While scrutinizing the plaint averments, it is the bounden duty of the trial Court to ascertain the materials for cause of action. The cause of action is a bundle of facts which taken with the law applicable to them gives the Plaintiff the right to relief against the Defendant. Every fact which is necessary for the Plaintiff to prove to enable him to get a decree should be set out in clear terms. It is worthwhile to find out the meaning of the words "cause of action". A cause of action must include some act done by the Defendant since in the absence of such an act no cause of action can possibly accrue.

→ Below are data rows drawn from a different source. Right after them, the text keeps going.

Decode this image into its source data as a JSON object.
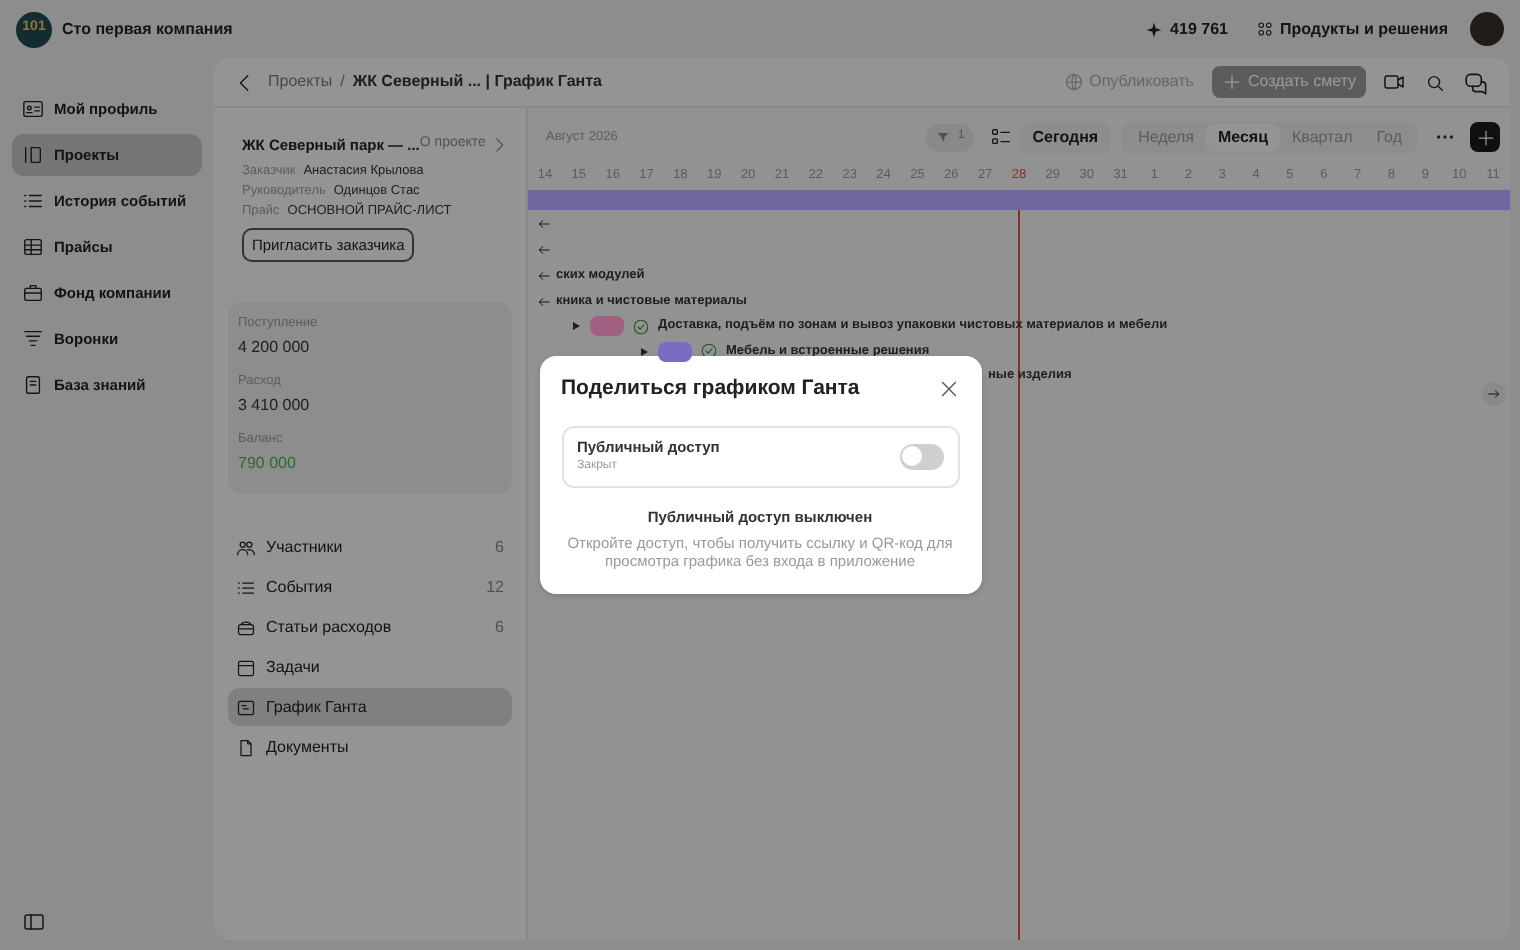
{
  "header": {
    "logo": "101",
    "company": "Сто первая компания",
    "balance": "419 761",
    "products": "Продукты и решения"
  },
  "sidebar": {
    "items": [
      {
        "label": "Мой профиль",
        "selected": false
      },
      {
        "label": "Проекты",
        "selected": true
      },
      {
        "label": "История событий",
        "selected": false
      },
      {
        "label": "Прайсы",
        "selected": false
      },
      {
        "label": "Фонд компании",
        "selected": false
      },
      {
        "label": "Воронки",
        "selected": false
      },
      {
        "label": "База знаний",
        "selected": false
      }
    ]
  },
  "breadcrumb": {
    "parent": "Проекты",
    "separator": "/",
    "current": "ЖК Северный ... | График Ганта"
  },
  "toolbar": {
    "publish": "Опубликовать",
    "create_estimate": "Создать смету"
  },
  "project": {
    "title": "ЖК Северный парк — ...",
    "about": "О проекте",
    "fields": [
      {
        "label": "Заказчик",
        "value": "Анастасия Крылова"
      },
      {
        "label": "Руководитель",
        "value": "Одинцов Стас"
      },
      {
        "label": "Прайс",
        "value": "ОСНОВНОЙ ПРАЙС-ЛИСТ"
      }
    ],
    "invite": "Пригласить заказчика",
    "stats": [
      {
        "label": "Поступление",
        "value": "4 200 000",
        "positive": false
      },
      {
        "label": "Расход",
        "value": "3 410 000",
        "positive": false
      },
      {
        "label": "Баланс",
        "value": "790 000",
        "positive": true
      }
    ],
    "menu": [
      {
        "label": "Участники",
        "count": "6",
        "selected": false
      },
      {
        "label": "События",
        "count": "12",
        "selected": false
      },
      {
        "label": "Статьи расходов",
        "count": "6",
        "selected": false
      },
      {
        "label": "Задачи",
        "selected": false
      },
      {
        "label": "График Ганта",
        "selected": true
      },
      {
        "label": "Документы",
        "selected": false
      }
    ]
  },
  "gantt": {
    "month": "Август 2026",
    "filter_count": "1",
    "today": "Сегодня",
    "scales": [
      {
        "label": "Неделя",
        "selected": false
      },
      {
        "label": "Месяц",
        "selected": true
      },
      {
        "label": "Квартал",
        "selected": false
      },
      {
        "label": "Год",
        "selected": false
      }
    ],
    "days": [
      {
        "label": "14",
        "today": false
      },
      {
        "label": "15",
        "today": false
      },
      {
        "label": "16",
        "today": false
      },
      {
        "label": "17",
        "today": false
      },
      {
        "label": "18",
        "today": false
      },
      {
        "label": "19",
        "today": false
      },
      {
        "label": "20",
        "today": false
      },
      {
        "label": "21",
        "today": false
      },
      {
        "label": "22",
        "today": false
      },
      {
        "label": "23",
        "today": false
      },
      {
        "label": "24",
        "today": false
      },
      {
        "label": "25",
        "today": false
      },
      {
        "label": "26",
        "today": false
      },
      {
        "label": "27",
        "today": false
      },
      {
        "label": "28",
        "today": true
      },
      {
        "label": "29",
        "today": false
      },
      {
        "label": "30",
        "today": false
      },
      {
        "label": "31",
        "today": false
      },
      {
        "label": "1",
        "today": false
      },
      {
        "label": "2",
        "today": false
      },
      {
        "label": "3",
        "today": false
      },
      {
        "label": "4",
        "today": false
      },
      {
        "label": "5",
        "today": false
      },
      {
        "label": "6",
        "today": false
      },
      {
        "label": "7",
        "today": false
      },
      {
        "label": "8",
        "today": false
      },
      {
        "label": "9",
        "today": false
      },
      {
        "label": "10",
        "today": false
      },
      {
        "label": "11",
        "today": false
      }
    ],
    "rows": [
      {
        "kind": "summary",
        "color": "#6e67a0"
      },
      {
        "kind": "arrow"
      },
      {
        "kind": "arrow"
      },
      {
        "kind": "label",
        "text": "ских модулей"
      },
      {
        "kind": "label",
        "text": "кника и чистовые материалы"
      },
      {
        "kind": "task",
        "text": "Доставка, подъём по зонам и вывоз упаковки чистовых материалов и мебели",
        "color": "#a06082",
        "done": true,
        "children": [
          {
            "kind": "task",
            "text": "Мебель и встроенные решения",
            "color": "#7a6cc0",
            "done": true
          },
          {
            "kind": "fragment",
            "text": "ные изделия"
          }
        ]
      }
    ]
  },
  "dialog": {
    "title": "Поделиться графиком Ганта",
    "option": {
      "label": "Публичный доступ",
      "status": "Закрыт",
      "on": false
    },
    "notice": "Публичный доступ выключен",
    "description": "Откройте доступ, чтобы получить ссылку и QR-код для просмотра графика без входа в приложение"
  }
}
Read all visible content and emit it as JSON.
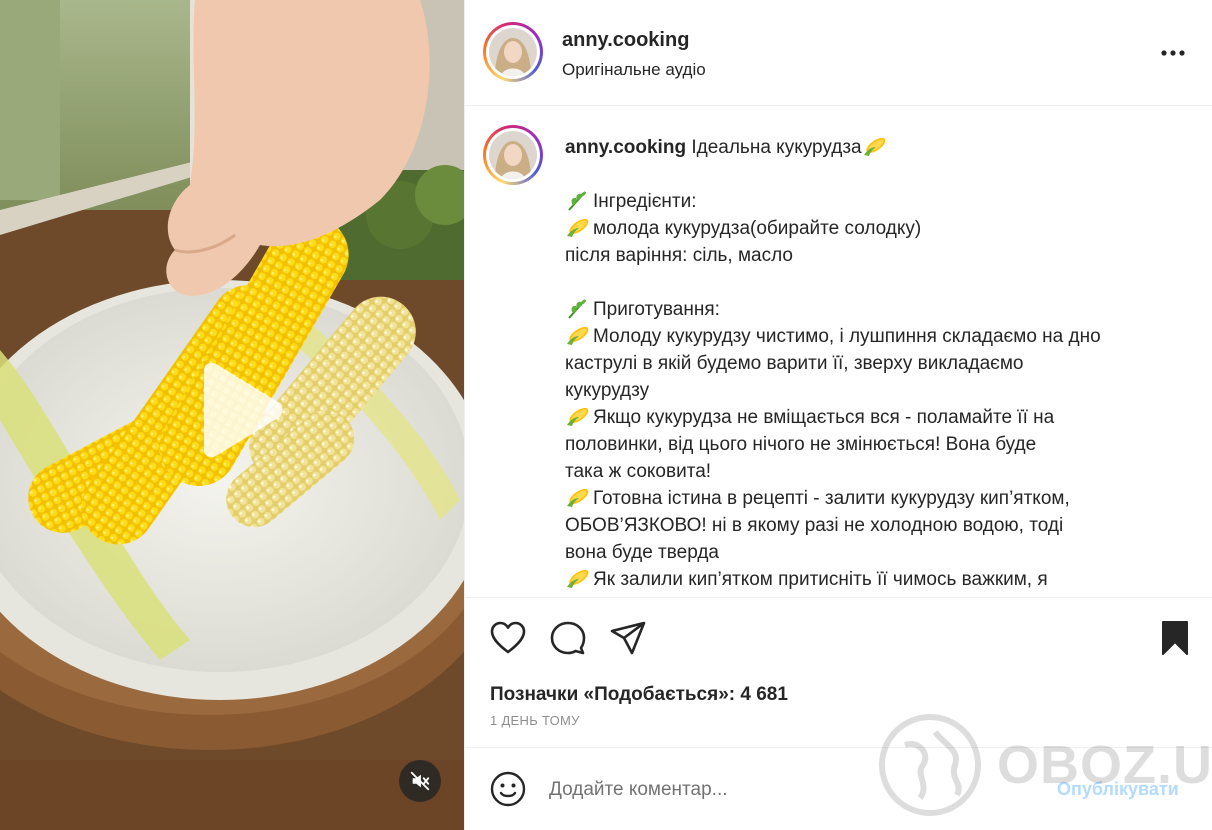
{
  "header": {
    "username": "anny.cooking",
    "audio_label": "Оригінальне аудіо",
    "more_icon": "more-horizontal-icon"
  },
  "caption": {
    "username": "anny.cooking",
    "lines": [
      "Ідеальна кукурудза",
      "",
      "Інгредієнти:",
      "молода кукурудза(обирайте солодку)",
      "після варіння: сіль, масло",
      "",
      "Приготування:",
      "Молоду кукурудзу чистимо, і лушпиння складаємо на дно",
      "каструлі в якій будемо варити її, зверху викладаємо",
      "кукурудзу",
      "Якщо кукурудза не вміщається вся - поламайте її на",
      "половинки, від цього нічого не змінюється! Вона буде",
      "така ж соковита!",
      "Готовна істина в рецепті - залити кукурудзу кип’ятком,",
      "ОБОВ’ЯЗКОВО! ні в якому разі не холодною водою, тоді",
      "вона буде тверда",
      "Як залили кип’ятком притисніть її чимось важким, я"
    ]
  },
  "actions": {
    "like_icon": "heart-icon",
    "comment_icon": "comment-icon",
    "share_icon": "send-icon",
    "save_icon": "bookmark-icon"
  },
  "likes_text": "Позначки «Подобається»: 4 681",
  "time_text": "1 ДЕНЬ ТОМУ",
  "comment": {
    "placeholder": "Додайте коментар...",
    "publish_label": "Опублікувати"
  },
  "watermark": "OBOZ.UA",
  "colors": {
    "text": "#262626",
    "secondary": "#8e8e8e",
    "publish_disabled": "#b3dbff",
    "border": "#efefef"
  }
}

The plaint can be rejected under Order 7 Rule 11 if conditions enumerated in the said provision are fulfilled. It is needless to observe that the power under Order 7 Rule 11 CPC can be exercised by the Court at any stage of the suit. The relevant facts which need to be looked into for deciding the application are the averments of the plaint only. If on an entire and meaningful reading of the plaint, it is found that the suit is manifestly vexatious and meritless in the sense of not disclosing any right to sue, the court should exercise power under Order 7 Rule 11 CPC. Since the power conferred on the Court to terminate civil action at the threshold is drastic, the conditions enumerated under Order 7 Rule 11 CPC to the exercise of power of rejection of plaint have to be strictly adhered to. The averments of the plaint have to be read as a whole to find out whether the averments disclose a cause of action or whether the suit is barred by any law. It is needless to observe that the question as to whether the suit is barred by any law, would always depend upon the facts and circumstances of each case. The averments in the written statement as well as the contentions of the defendant are wholly immaterial while considering the prayer of the defendant for rejection of the plaint.

Even when the allegations made in the plaint are taken to be correct as a whole on their face value, if they show that the suit is barred by any law, or do not disclose cause of action, the application for rejection of plaint can be entertained and the power under Order 7 Rule 11 CPC can be exercised. If clever drafting of the plaint has created the illusion of a cause of action, the court will nip it in the bud at the earliest so that bogus litigation will end at the earlier stage.”

Supreme Court of India

Patel Roadways Limited, Bombay vs Prasad Trading Company on 6 August, 1991

In Hakam Singh v. M/s. Gammon (India) Ltd., [1971] 3 SCR Page 314 it was held that "corporation" referred to in Section 20 meant not only a statutory corporation but also a company registered under the Indian Companies Act. It was also held that it is not open to the parties by agreement to confer jurisdiction on any court which it did not otherwise possess under the Code. But where two courts have jurisdiction under the Code to try a suit or proceeding an agreement between the parties that the dispute b